PUTRAJAYA: Longhouse residents in Taman Tun Dr Ismail (TTDI) have reiterated their plea to the government to defend their rights by putting an end to their long wait for permanent housing in Bukit Kiara.
Pertubuhan Penduduk Perumahan Awam Bukit Kiara chairman Sunderam Vadiveloo said the residents had been waiting for permanent housing for 37 years now.
He said they had been given new hope when the previous administration approved the construction of affordable apartment units on 12 acres of mixed-development land there. However, opposition arose from the TTDI residents’ association (RA) and management bodies.
“Despite the master resettlement agreement (MRA) and the clear court decision dismissing the suit and stay order by the TTDI RA, longhouse settlers are still stuck and face an uphill task getting permanent homes.
“Are we to continue living like this as a marginalised and discriminated community? Can you imagine living in longhouses under a temporary five-year arrangement which has dragged on for 37 years now?” he told reporters after submitting a second memorandum to the representative of National Unity and Social Wellbeing Minister P Waythamoorthy here today.
Federal Territories Minister Khalid Samad recently said the project developers had agreed to scale down the size and number of apartment blocks. He said the project would take up only 3.2 hectares compared to the original 4.9 hectares.
However, the move was opposed by the TTDI RA, which has been a vocal opponent of the project.
Sunderam said the RA’s objection clearly showed that the rich and elite in TTDI did not want the longhouse settlers in their neighbourhood.
“Thirteen acres of the green portion of Taman Rimba Kiara will remain untouched for the public and joggers,” he said.
“But the TTDI RA just wants the project to be scrapped. This sets a very bad precedent for the multiracial society in Malaysia.”
Adding that the longhouse settlers are happy with the scaled-down proposal for housing, he said they are urging the Pakatan Harapan government to enforce the original MRA signed between the settlers and Yayasan Wilayah Persekutuan (YWP).
“We have no objection to this new proposal provided that the first and second generations are entitled to an apartment unit of equal size for free, or at a 50% discounted rate respectively while being allocated a bigger piece of land measuring 0.69 acres for the temple as promised in the original MRA.”
Noting that the land for development had been reduced to eight acres, he said the settlers could continue to reside in the longhouses until the new apartments are finished.
He urged the government to abide by the rule of law, saying both the court decision and the MRA are legally binding instruments.
“While we are very grateful and assured that the construction of our new homes will finally proceed with the court’s decision in upholding the validity of the development order, sadly we haven’t seen see any construction progress up til now.
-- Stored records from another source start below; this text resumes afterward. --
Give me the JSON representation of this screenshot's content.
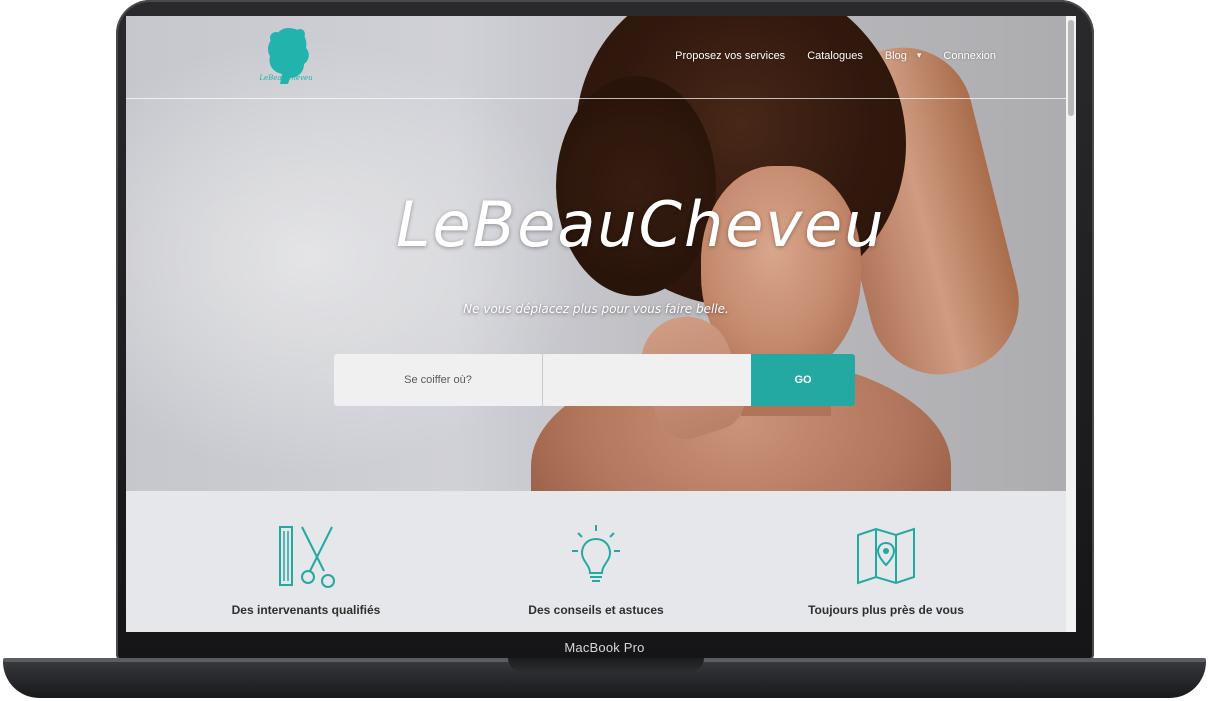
{
  "device": {
    "label": "MacBook Pro"
  },
  "site": {
    "logo_text": "LeBeauCheveu",
    "nav": [
      "Proposez vos services",
      "Catalogues",
      "Blog",
      "Connexion"
    ],
    "nav_arrow": "▾",
    "hero_title": "LeBeauCheveu",
    "tagline": "Ne vous déplacez plus pour vous faire belle.",
    "search": {
      "where_placeholder": "Se coiffer où?",
      "what_value": "",
      "go_label": "GO"
    },
    "features": [
      {
        "icon": "scissors-comb-icon",
        "label": "Des intervenants qualifiés"
      },
      {
        "icon": "lightbulb-icon",
        "label": "Des conseils et astuces"
      },
      {
        "icon": "map-pin-icon",
        "label": "Toujours plus près de vous"
      }
    ]
  },
  "colors": {
    "accent": "#24a9a2",
    "logo": "#22b3ac"
  }
}
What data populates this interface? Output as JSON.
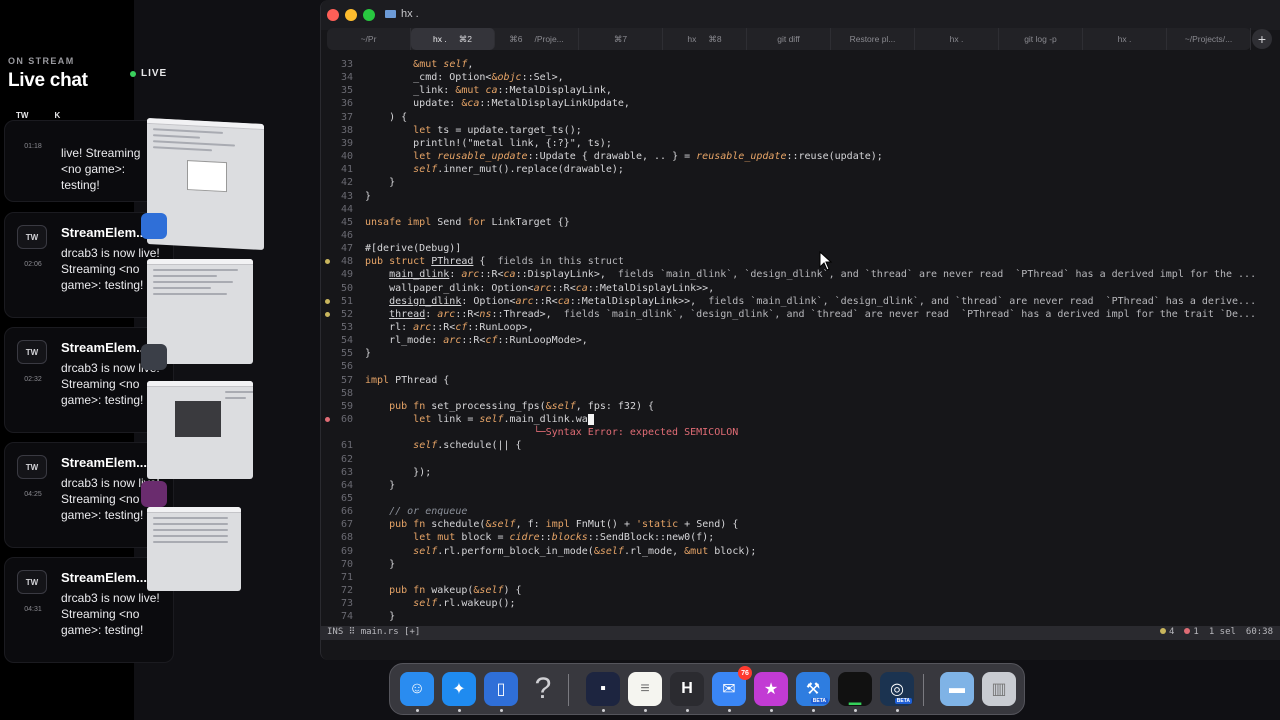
{
  "chat": {
    "eyebrow": "ON STREAM",
    "title": "Live chat",
    "live_label": "LIVE",
    "tabs": [
      "TW",
      "K"
    ],
    "first_partial": {
      "time": "01:18",
      "body": "live! Streaming <no game>: testing!"
    },
    "messages": [
      {
        "avatar": "TW",
        "time": "02:06",
        "author": "StreamElem...",
        "body": "drcab3 is now live! Streaming <no game>: testing!"
      },
      {
        "avatar": "TW",
        "time": "02:32",
        "author": "StreamElem...",
        "body": "drcab3 is now live! Streaming <no game>: testing!"
      },
      {
        "avatar": "TW",
        "time": "04:25",
        "author": "StreamElem...",
        "body": "drcab3 is now live! Streaming <no game>: testing!"
      },
      {
        "avatar": "TW",
        "time": "04:31",
        "author": "StreamElem...",
        "body": "drcab3 is now live! Streaming <no game>: testing!"
      }
    ]
  },
  "window": {
    "title": "hx .",
    "tabs": [
      {
        "label": "~/Pr",
        "kbd": ""
      },
      {
        "label": "hx .",
        "kbd": "⌘2",
        "active": true
      },
      {
        "label": "⌘6",
        "kbd": "/Proje..."
      },
      {
        "label": "⌘7",
        "kbd": ""
      },
      {
        "label": "hx",
        "kbd": "⌘8"
      },
      {
        "label": "git diff",
        "kbd": ""
      },
      {
        "label": "Restore pl...",
        "kbd": ""
      },
      {
        "label": "hx .",
        "kbd": ""
      },
      {
        "label": "git log -p",
        "kbd": ""
      },
      {
        "label": "hx .",
        "kbd": ""
      },
      {
        "label": "~/Projects/...",
        "kbd": ""
      }
    ],
    "new_tab": "+"
  },
  "code_lines": [
    {
      "n": "33",
      "html": "        <span class='k'>&amp;mut</span> <span class='i'>self</span>,"
    },
    {
      "n": "34",
      "html": "        _cmd: Option&lt;<span class='k'>&amp;</span><span class='i'>objc</span>::Sel&gt;,"
    },
    {
      "n": "35",
      "html": "        _link: <span class='k'>&amp;mut</span> <span class='i'>ca</span>::MetalDisplayLink,"
    },
    {
      "n": "36",
      "html": "        update: <span class='k'>&amp;</span><span class='i'>ca</span>::MetalDisplayLinkUpdate,"
    },
    {
      "n": "37",
      "html": "    ) {"
    },
    {
      "n": "38",
      "html": "        <span class='k'>let</span> ts = update.target_ts();"
    },
    {
      "n": "39",
      "html": "        println!(\"metal link, {:?}\", ts);"
    },
    {
      "n": "40",
      "html": "        <span class='k'>let</span> <span class='i'>reusable_update</span>::Update { drawable, .. } = <span class='i'>reusable_update</span>::reuse(update);"
    },
    {
      "n": "41",
      "html": "        <span class='i'>self</span>.inner_mut().replace(drawable);"
    },
    {
      "n": "42",
      "html": "    }"
    },
    {
      "n": "43",
      "html": "}"
    },
    {
      "n": "44",
      "html": ""
    },
    {
      "n": "45",
      "html": "<span class='k'>unsafe impl</span> Send <span class='k'>for</span> LinkTarget {}"
    },
    {
      "n": "46",
      "html": ""
    },
    {
      "n": "47",
      "html": "#[derive(Debug)]"
    },
    {
      "n": "48",
      "gut": "warn",
      "html": "<span class='k'>pub struct</span> <u>PThread</u> {  <span class='hint'>fields in this struct</span>"
    },
    {
      "n": "49",
      "html": "    <u>main_dlink</u>: <span class='i'>arc</span>::R&lt;<span class='i'>ca</span>::DisplayLink&gt;,  <span class='hint'>fields `main_dlink`, `design_dlink`, and `thread` are never read  `PThread` has a derived impl for the ...</span>"
    },
    {
      "n": "50",
      "html": "    wallpaper_dlink: Option&lt;<span class='i'>arc</span>::R&lt;<span class='i'>ca</span>::MetalDisplayLink&gt;&gt;,"
    },
    {
      "n": "51",
      "gut": "warn",
      "html": "    <u>design_dlink</u>: Option&lt;<span class='i'>arc</span>::R&lt;<span class='i'>ca</span>::MetalDisplayLink&gt;&gt;,  <span class='hint'>fields `main_dlink`, `design_dlink`, and `thread` are never read  `PThread` has a derive...</span>"
    },
    {
      "n": "52",
      "gut": "warn",
      "html": "    <u>thread</u>: <span class='i'>arc</span>::R&lt;<span class='i'>ns</span>::Thread&gt;,  <span class='hint'>fields `main_dlink`, `design_dlink`, and `thread` are never read  `PThread` has a derived impl for the trait `De...</span>"
    },
    {
      "n": "53",
      "html": "    rl: <span class='i'>arc</span>::R&lt;<span class='i'>cf</span>::RunLoop&gt;,"
    },
    {
      "n": "54",
      "html": "    rl_mode: <span class='i'>arc</span>::R&lt;<span class='i'>cf</span>::RunLoopMode&gt;,"
    },
    {
      "n": "55",
      "html": "}"
    },
    {
      "n": "56",
      "html": ""
    },
    {
      "n": "57",
      "html": "<span class='k'>impl</span> PThread {"
    },
    {
      "n": "58",
      "html": ""
    },
    {
      "n": "59",
      "html": "    <span class='k'>pub fn</span> set_processing_fps(<span class='k'>&amp;</span><span class='i'>self</span>, fps: f32) {"
    },
    {
      "n": "60",
      "gut": "err",
      "html": "        <span class='k'>let</span> link = <span class='i'>self</span>.main_dlink.wa<span class='cursor'> </span>"
    },
    {
      "n": "",
      "html": "                            <span class='errtxt'>└─Syntax Error: expected SEMICOLON</span>"
    },
    {
      "n": "61",
      "html": "        <span class='i'>self</span>.schedule(|| {"
    },
    {
      "n": "62",
      "html": ""
    },
    {
      "n": "63",
      "html": "        });"
    },
    {
      "n": "64",
      "html": "    }"
    },
    {
      "n": "65",
      "html": ""
    },
    {
      "n": "66",
      "html": "    <span class='c'>// or enqueue</span>"
    },
    {
      "n": "67",
      "html": "    <span class='k'>pub fn</span> schedule(<span class='k'>&amp;</span><span class='i'>self</span>, f: <span class='k'>impl</span> FnMut() + <span class='k'>'static</span> + Send) {"
    },
    {
      "n": "68",
      "html": "        <span class='k'>let mut</span> block = <span class='i'>cidre</span>::<span class='i'>blocks</span>::SendBlock::new0(f);"
    },
    {
      "n": "69",
      "html": "        <span class='i'>self</span>.rl.perform_block_in_mode(<span class='k'>&amp;</span><span class='i'>self</span>.rl_mode, <span class='k'>&amp;mut</span> block);"
    },
    {
      "n": "70",
      "html": "    }"
    },
    {
      "n": "71",
      "html": ""
    },
    {
      "n": "72",
      "html": "    <span class='k'>pub fn</span> wakeup(<span class='k'>&amp;</span><span class='i'>self</span>) {"
    },
    {
      "n": "73",
      "html": "        <span class='i'>self</span>.rl.wakeup();"
    },
    {
      "n": "74",
      "html": "    }"
    }
  ],
  "status": {
    "mode": "INS",
    "file": "main.rs [+]",
    "warnings": "4",
    "errors": "1",
    "selection": "1 sel",
    "position": "60:38",
    "warn_color": "#c9b65d",
    "error_color": "#e06c75"
  },
  "dock": {
    "items": [
      {
        "name": "finder-icon",
        "color": "#2a8cf0",
        "glyph": "☺"
      },
      {
        "name": "safari-icon",
        "color": "#1f8bf0",
        "glyph": "✦"
      },
      {
        "name": "simulator-icon",
        "color": "#2f6fd8",
        "glyph": "▯"
      },
      {
        "name": "help-icon",
        "color": "transparent",
        "glyph": "?"
      },
      {
        "name": "screen-app-icon",
        "color": "#1d2540",
        "glyph": "▪"
      },
      {
        "name": "notes-icon",
        "color": "#f5f5f0",
        "glyph": "≡"
      },
      {
        "name": "helix-icon",
        "color": "#2b2b30",
        "glyph": "H"
      },
      {
        "name": "mail-icon",
        "color": "#3a86f5",
        "glyph": "✉",
        "badge": "76"
      },
      {
        "name": "star-app-icon",
        "color": "#c23bd4",
        "glyph": "★"
      },
      {
        "name": "xcode-beta-icon",
        "color": "#2e7de0",
        "glyph": "⚒",
        "beta": "BETA"
      },
      {
        "name": "activity-monitor-icon",
        "color": "#111",
        "glyph": "▁"
      },
      {
        "name": "instruments-beta-icon",
        "color": "#1b3350",
        "glyph": "◎",
        "beta": "BETA"
      },
      {
        "name": "folder-icon",
        "color": "#7fb3e6",
        "glyph": "▬"
      },
      {
        "name": "trash-icon",
        "color": "#c9ccd2",
        "glyph": "▥"
      }
    ]
  }
}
“We hope there will be sincere and concerted efforts from the government, YWP and the developer to deliver our affordable housing swiftly as promised in the MRA.”